If a line in the entries includes "title", show that line.

[Items from a dataset]
= = = =

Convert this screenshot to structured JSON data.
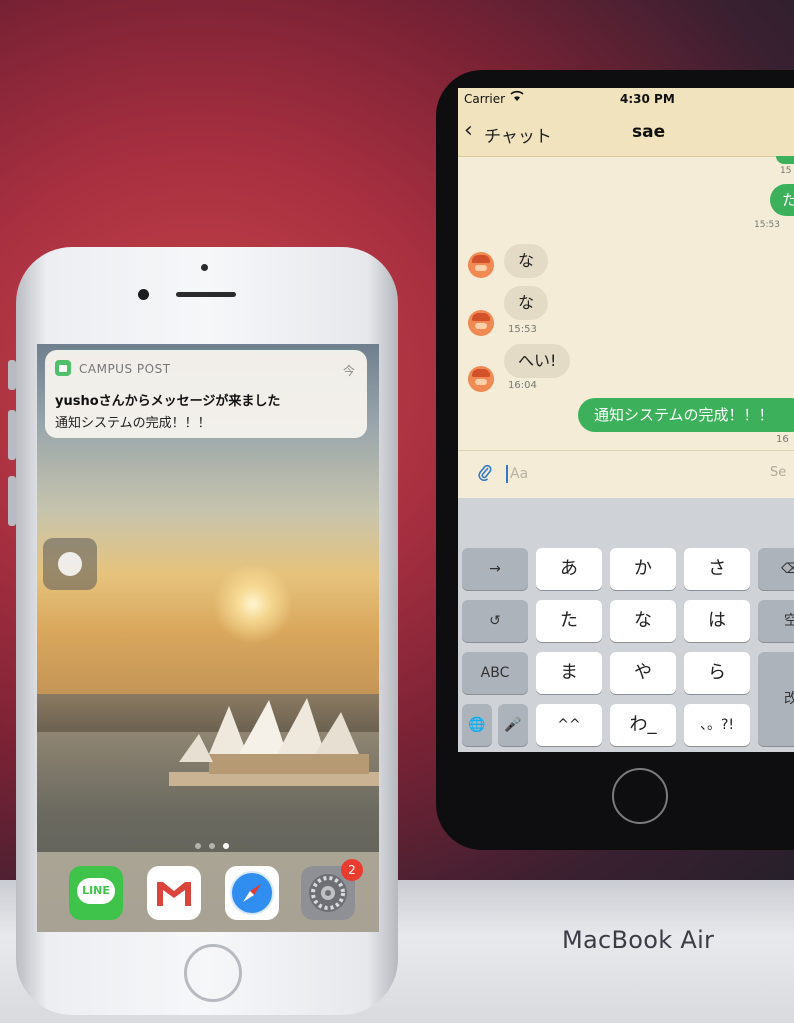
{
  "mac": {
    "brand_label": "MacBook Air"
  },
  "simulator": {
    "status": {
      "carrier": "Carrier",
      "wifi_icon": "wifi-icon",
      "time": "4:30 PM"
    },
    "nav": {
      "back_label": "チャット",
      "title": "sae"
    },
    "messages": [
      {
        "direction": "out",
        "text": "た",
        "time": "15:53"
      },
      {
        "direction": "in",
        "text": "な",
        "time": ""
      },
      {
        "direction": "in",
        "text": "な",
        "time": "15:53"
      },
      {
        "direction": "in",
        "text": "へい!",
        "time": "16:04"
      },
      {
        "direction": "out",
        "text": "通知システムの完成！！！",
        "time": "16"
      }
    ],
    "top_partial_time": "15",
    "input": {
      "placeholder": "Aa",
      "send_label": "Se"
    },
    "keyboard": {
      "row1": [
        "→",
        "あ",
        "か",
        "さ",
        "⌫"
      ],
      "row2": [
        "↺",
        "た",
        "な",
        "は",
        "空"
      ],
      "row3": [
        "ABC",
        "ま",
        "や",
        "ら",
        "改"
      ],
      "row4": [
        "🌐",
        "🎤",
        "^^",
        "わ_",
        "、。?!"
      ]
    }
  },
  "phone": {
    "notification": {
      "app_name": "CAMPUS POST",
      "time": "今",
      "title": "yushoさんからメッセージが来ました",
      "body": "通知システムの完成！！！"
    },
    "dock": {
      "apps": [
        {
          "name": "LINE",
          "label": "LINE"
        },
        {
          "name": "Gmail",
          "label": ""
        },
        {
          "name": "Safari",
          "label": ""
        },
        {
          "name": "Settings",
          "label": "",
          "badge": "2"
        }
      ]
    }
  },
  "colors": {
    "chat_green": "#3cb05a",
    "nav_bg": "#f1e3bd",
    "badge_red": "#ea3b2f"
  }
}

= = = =

**Your response**
      "title": "sae"
      "title": "yushoさんからメッセージが来ました",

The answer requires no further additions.